- **ASSIGNMENT**
Please output all of the entries exactly and omit any images they hold.

····················

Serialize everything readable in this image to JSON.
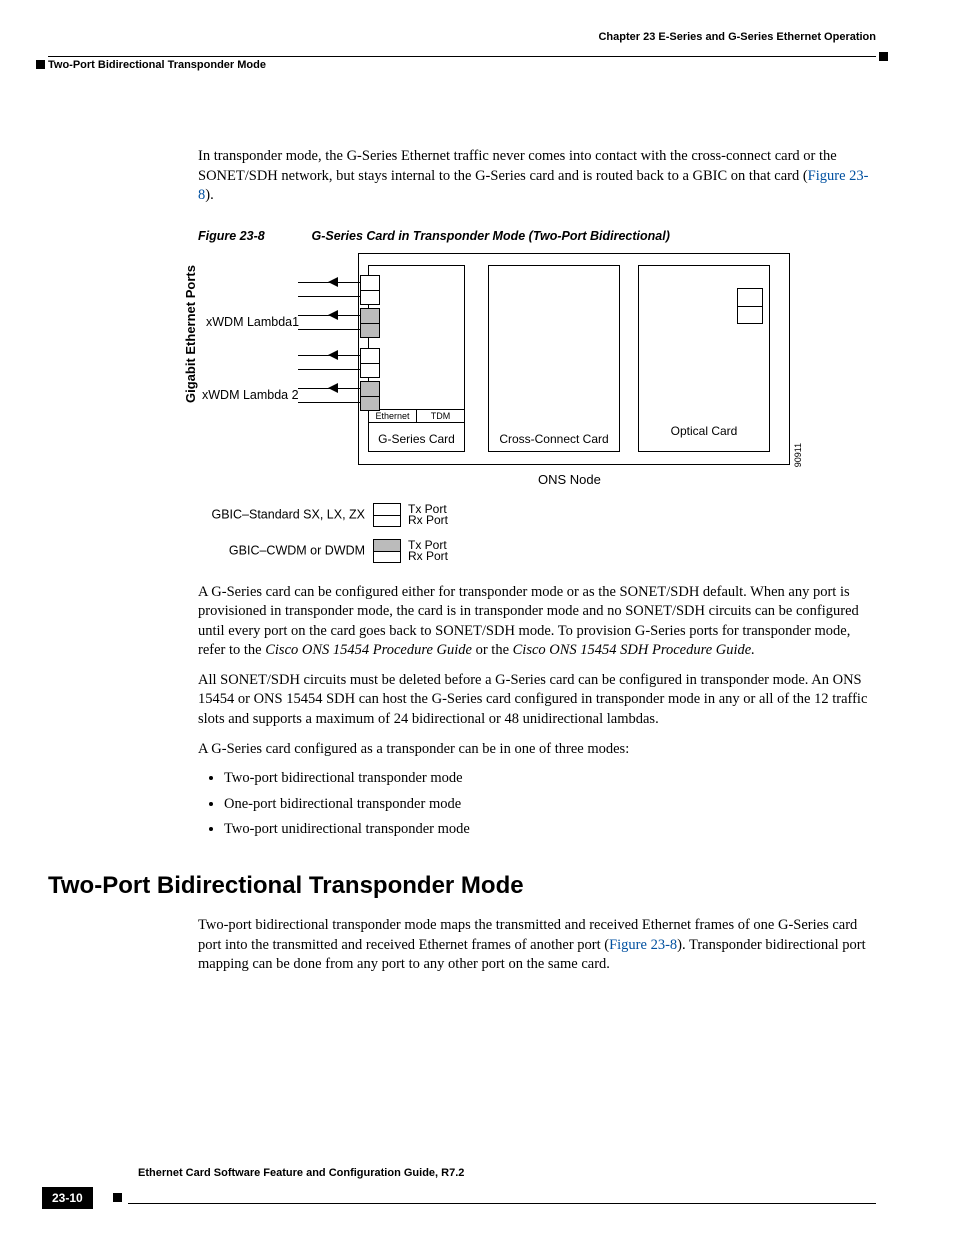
{
  "header": {
    "chapter": "Chapter 23 E-Series and G-Series Ethernet Operation",
    "section": "Two-Port Bidirectional Transponder Mode"
  },
  "para1a": "In transponder mode, the G-Series Ethernet traffic never comes into contact with the cross-connect card or the SONET/SDH network, but stays internal to the G-Series card and is routed back to a GBIC on that card (",
  "figlink1": "Figure 23-8",
  "para1b": ").",
  "figure": {
    "num": "Figure 23-8",
    "title": "G-Series Card in Transponder Mode (Two-Port Bidirectional)",
    "vlabel": "Gigabit Ethernet Ports",
    "lambda1": "xWDM Lambda1",
    "lambda2": "xWDM Lambda 2",
    "ethernet": "Ethernet",
    "tdm": "TDM",
    "gseries": "G-Series Card",
    "crossconnect": "Cross-Connect Card",
    "optical": "Optical Card",
    "ons": "ONS Node",
    "id": "90911",
    "legend1": "GBIC–Standard SX, LX, ZX",
    "legend2": "GBIC–CWDM or DWDM",
    "txport": "Tx Port",
    "rxport": "Rx Port"
  },
  "para2a": "A G-Series card can be configured either for transponder mode or as the SONET/SDH default. When any port is provisioned in transponder mode, the card is in transponder mode and no SONET/SDH circuits can be configured until every port on the card goes back to SONET/SDH mode. To provision G-Series ports for transponder mode",
  "para2b": ", refer to the ",
  "ref1": "Cisco ONS 15454 Procedure Guide",
  "para2c": " or the ",
  "ref2": "Cisco ONS 15454 SDH Procedure Guide.",
  "para3": "All SONET/SDH circuits must be deleted before a G-Series card can be configured in transponder mode. An ONS 15454 or ONS 15454 SDH can host the G-Series card configured in transponder mode in any or all of the 12 traffic slots and supports a maximum of 24 bidirectional or 48 unidirectional lambdas.",
  "para4": "A G-Series card configured as a transponder can be in one of three modes:",
  "bullets": [
    "Two-port bidirectional transponder mode",
    "One-port bidirectional transponder mode",
    "Two-port unidirectional transponder mode"
  ],
  "h2": "Two-Port Bidirectional Transponder Mode",
  "para5a": "Two-port bidirectional transponder mode maps the transmitted and received Ethernet frames of one G-Series card port into the transmitted and received Ethernet frames of another port (",
  "figlink2": "Figure 23-8",
  "para5b": "). Transponder bidirectional port mapping can be done from any port to any other port on the same card.",
  "footer": {
    "title": "Ethernet Card Software Feature and Configuration Guide, R7.2",
    "page": "23-10"
  }
}
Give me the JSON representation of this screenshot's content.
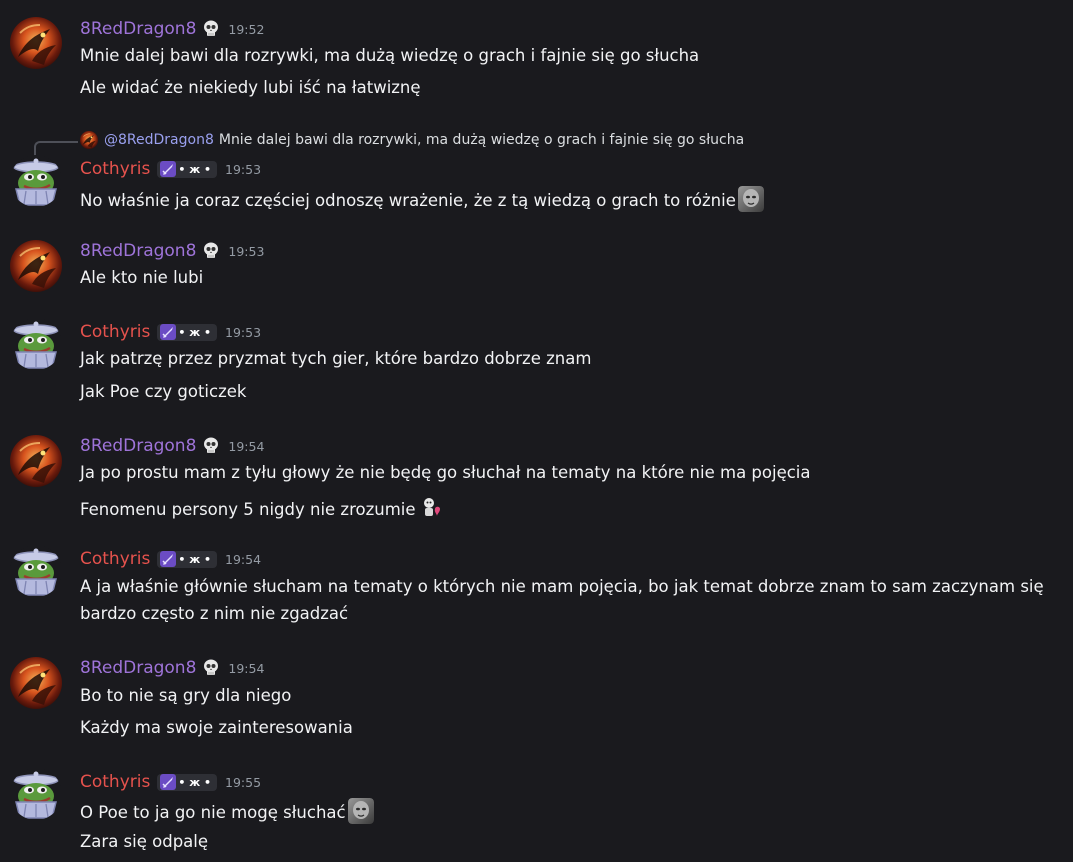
{
  "theme": {
    "background": "#1a1a1e",
    "dragon_name_color": "#9f74d9",
    "cothyris_name_color": "#e5524d",
    "mention_color": "#9aa0ef"
  },
  "users": {
    "dragon": {
      "name": "8RedDragon8",
      "badge_icon": "skull-emoji"
    },
    "cothyris": {
      "name": "Cothyris",
      "tag_text": "• ж •",
      "tag_icon": "sword-icon"
    }
  },
  "messages": [
    {
      "author": "8RedDragon8",
      "time": "19:52",
      "lines": [
        "Mnie dalej bawi dla rozrywki, ma dużą wiedzę o grach i fajnie się go słucha",
        "Ale widać że niekiedy lubi iść na łatwiznę"
      ]
    },
    {
      "author": "Cothyris",
      "time": "19:53",
      "reply": {
        "mention": "@8RedDragon8",
        "text": "Mnie dalej bawi dla rozrywki, ma dużą wiedzę o grach i fajnie się go słucha"
      },
      "lines": [
        "No właśnie ja coraz częściej odnoszę wrażenie, że z tą wiedzą o grach to różnie"
      ],
      "emoji": "grey-face-emoji"
    },
    {
      "author": "8RedDragon8",
      "time": "19:53",
      "lines": [
        "Ale kto nie lubi"
      ]
    },
    {
      "author": "Cothyris",
      "time": "19:53",
      "lines": [
        "Jak patrzę przez pryzmat tych gier, które bardzo dobrze znam",
        "Jak Poe czy goticzek"
      ]
    },
    {
      "author": "8RedDragon8",
      "time": "19:54",
      "lines": [
        "Ja po prostu mam z tyłu głowy że nie będę go słuchał na tematy na które nie ma pojęcia",
        "Fenomenu persony 5 nigdy nie zrozumie"
      ],
      "emoji": "heart-character-emoji"
    },
    {
      "author": "Cothyris",
      "time": "19:54",
      "lines": [
        "A ja właśnie głównie słucham na tematy o których nie mam pojęcia, bo jak temat dobrze znam to sam zaczynam się bardzo często z nim nie zgadzać"
      ]
    },
    {
      "author": "8RedDragon8",
      "time": "19:54",
      "lines": [
        "Bo to nie są gry dla niego",
        "Każdy ma swoje zainteresowania"
      ]
    },
    {
      "author": "Cothyris",
      "time": "19:55",
      "lines": [
        "O Poe to ja go nie mogę słuchać",
        "Zara się odpalę"
      ],
      "emoji": "grey-face-emoji"
    }
  ]
}
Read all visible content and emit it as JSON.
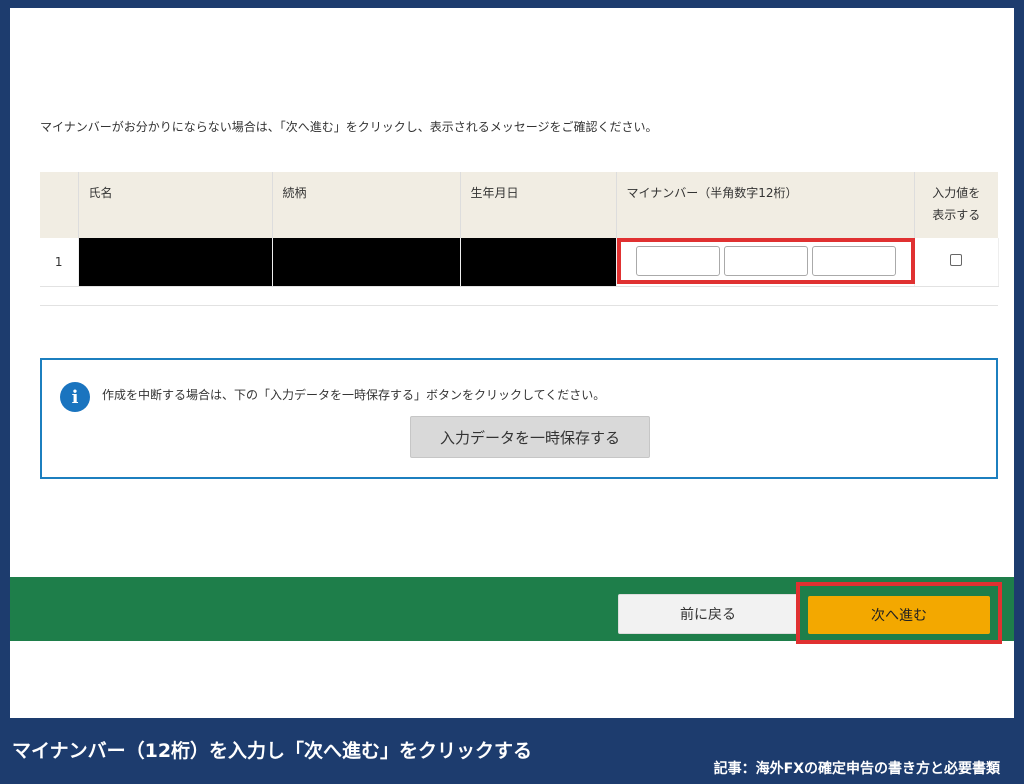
{
  "notice": "マイナンバーがお分かりにならない場合は、「次へ進む」をクリックし、表示されるメッセージをご確認ください。",
  "table": {
    "headers": {
      "name": "氏名",
      "relation": "続柄",
      "birthdate": "生年月日",
      "mynumber": "マイナンバー（半角数字12桁）",
      "show_input_line1": "入力値を",
      "show_input_line2": "表示する"
    },
    "rows": [
      {
        "num": "1"
      }
    ]
  },
  "info_panel": {
    "icon": "info-icon",
    "text": "作成を中断する場合は、下の「入力データを一時保存する」ボタンをクリックしてください。",
    "save_button": "入力データを一時保存する"
  },
  "nav": {
    "back_button": "前に戻る",
    "next_button": "次へ進む"
  },
  "caption": {
    "main": "マイナンバー（12桁）を入力し「次へ進む」をクリックする",
    "article": "記事：海外FXの確定申告の書き方と必要書類"
  },
  "colors": {
    "frame_border": "#1d3c6e",
    "header_bg": "#f1ede3",
    "info_border": "#1c7fbf",
    "nav_bar": "#1e7e4a",
    "next_button": "#f3a800",
    "highlight": "#e03131"
  }
}
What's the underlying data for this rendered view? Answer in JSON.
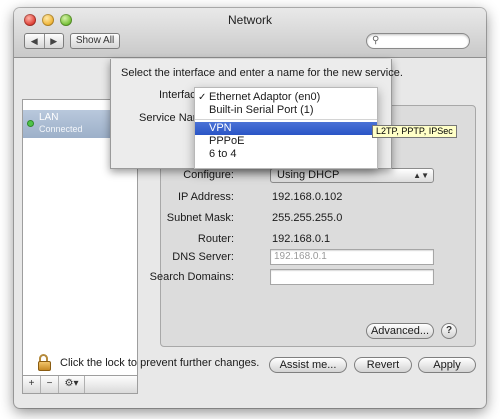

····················

- **RESPONSE AREA**
Serialize everything readable in this image to JSON.
{
  "header": {
    "chapter": "Chapter 23 E-Series and G-Series Ethernet Operation",
    "section": "Two-Port Bidirectional Transponder Mode"
  },
  "para1a": "In transponder mode, the G-Series Ethernet traffic never comes into contact with the cross-connect card or the SONET/SDH network, but stays internal to the G-Series card and is routed back to a GBIC on that card (",
  "figlink1": "Figure 23-8",
  "para1b": ").",
  "figure": {
    "num": "Figure 23-8",
    "title": "G-Series Card in Transponder Mode (Two-Port Bidirectional)",
    "vlabel": "Gigabit Ethernet Ports",
    "lambda1": "xWDM Lambda1",
    "lambda2": "xWDM Lambda 2",
    "ethernet": "Ethernet",
    "tdm": "TDM",
    "gseries": "G-Series Card",
    "crossconnect": "Cross-Connect Card",
    "optical": "Optical Card",
    "ons": "ONS Node",
    "id": "90911",
    "legend1": "GBIC–Standard SX, LX, ZX",
    "legend2": "GBIC–CWDM or DWDM",
    "txport": "Tx Port",
    "rxport": "Rx Port"
  },
  "para2a": "A G-Series card can be configured either for transponder mode or as the SONET/SDH default. When any port is provisioned in transponder mode, the card is in transponder mode and no SONET/SDH circuits can be configured until every port on the card goes back to SONET/SDH mode. To provision G-Series ports for transponder mode",
  "para2b": ", refer to the ",
  "ref1": "Cisco ONS 15454 Procedure Guide",
  "para2c": " or the ",
  "ref2": "Cisco ONS 15454 SDH Procedure Guide.",
  "para3": "All SONET/SDH circuits must be deleted before a G-Series card can be configured in transponder mode. An ONS 15454 or ONS 15454 SDH can host the G-Series card configured in transponder mode in any or all of the 12 traffic slots and supports a maximum of 24 bidirectional or 48 unidirectional lambdas.",
  "para4": "A G-Series card configured as a transponder can be in one of three modes:",
  "bullets": [
    "Two-port bidirectional transponder mode",
    "One-port bidirectional transponder mode",
    "Two-port unidirectional transponder mode"
  ],
  "h2": "Two-Port Bidirectional Transponder Mode",
  "para5a": "Two-port bidirectional transponder mode maps the transmitted and received Ethernet frames of one G-Series card port into the transmitted and received Ethernet frames of another port (",
  "figlink2": "Figure 23-8",
  "para5b": "). Transponder bidirectional port mapping can be done from any port to any other port on the same card.",
  "footer": {
    "title": "Ethernet Card Software Feature and Configuration Guide, R7.2",
    "page": "23-10"
  }
}
Give me the JSON representation of this screenshot's content.
{
  "theme": {
    "background": "#1a1a1e",
    "dragon_name_color": "#9f74d9",
    "cothyris_name_color": "#e5524d",
    "mention_color": "#9aa0ef"
  },
  "users": {
    "dragon": {
      "name": "8RedDragon8",
      "badge_icon": "skull-emoji"
    },
    "cothyris": {
      "name": "Cothyris",
      "tag_text": "• ж •",
      "tag_icon": "sword-icon"
    }
  },
  "messages": [
    {
      "author": "8RedDragon8",
      "time": "19:52",
      "lines": [
        "Mnie dalej bawi dla rozrywki, ma dużą wiedzę o grach i fajnie się go słucha",
        "Ale widać że niekiedy lubi iść na łatwiznę"
      ]
    },
    {
      "author": "Cothyris",
      "time": "19:53",
      "reply": {
        "mention": "@8RedDragon8",
        "text": "Mnie dalej bawi dla rozrywki, ma dużą wiedzę o grach i fajnie się go słucha"
      },
      "lines": [
        "No właśnie ja coraz częściej odnoszę wrażenie, że z tą wiedzą o grach to różnie"
      ],
      "emoji": "grey-face-emoji"
    },
    {
      "author": "8RedDragon8",
      "time": "19:53",
      "lines": [
        "Ale kto nie lubi"
      ]
    },
    {
      "author": "Cothyris",
      "time": "19:53",
      "lines": [
        "Jak patrzę przez pryzmat tych gier, które bardzo dobrze znam",
        "Jak Poe czy goticzek"
      ]
    },
    {
      "author": "8RedDragon8",
      "time": "19:54",
      "lines": [
        "Ja po prostu mam z tyłu głowy że nie będę go słuchał na tematy na które nie ma pojęcia",
        "Fenomenu persony 5 nigdy nie zrozumie"
      ],
      "emoji": "heart-character-emoji"
    },
    {
      "author": "Cothyris",
      "time": "19:54",
      "lines": [
        "A ja właśnie głównie słucham na tematy o których nie mam pojęcia, bo jak temat dobrze znam to sam zaczynam się bardzo często z nim nie zgadzać"
      ]
    },
    {
      "author": "8RedDragon8",
      "time": "19:54",
      "lines": [
        "Bo to nie są gry dla niego",
        "Każdy ma swoje zainteresowania"
      ]
    },
    {
      "author": "Cothyris",
      "time": "19:55",
      "lines": [
        "O Poe to ja go nie mogę słuchać",
        "Zara się odpalę"
      ],
      "emoji": "grey-face-emoji"
    }
  ]
}
Read all visible content and emit it as JSON.
{
  "notice": "マイナンバーがお分かりにならない場合は、「次へ進む」をクリックし、表示されるメッセージをご確認ください。",
  "table": {
    "headers": {
      "name": "氏名",
      "relation": "続柄",
      "birthdate": "生年月日",
      "mynumber": "マイナンバー（半角数字12桁）",
      "show_input_line1": "入力値を",
      "show_input_line2": "表示する"
    },
    "rows": [
      {
        "num": "1"
      }
    ]
  },
  "info_panel": {
    "icon": "info-icon",
    "text": "作成を中断する場合は、下の「入力データを一時保存する」ボタンをクリックしてください。",
    "save_button": "入力データを一時保存する"
  },
  "nav": {
    "back_button": "前に戻る",
    "next_button": "次へ進む"
  },
  "caption": {
    "main": "マイナンバー（12桁）を入力し「次へ進む」をクリックする",
    "article": "記事：海外FXの確定申告の書き方と必要書類"
  },
  "colors": {
    "frame_border": "#1d3c6e",
    "header_bg": "#f1ede3",
    "info_border": "#1c7fbf",
    "nav_bar": "#1e7e4a",
    "next_button": "#f3a800",
    "highlight": "#e03131"
  }
}
What's the underlying data for this rendered view? Answer in JSON.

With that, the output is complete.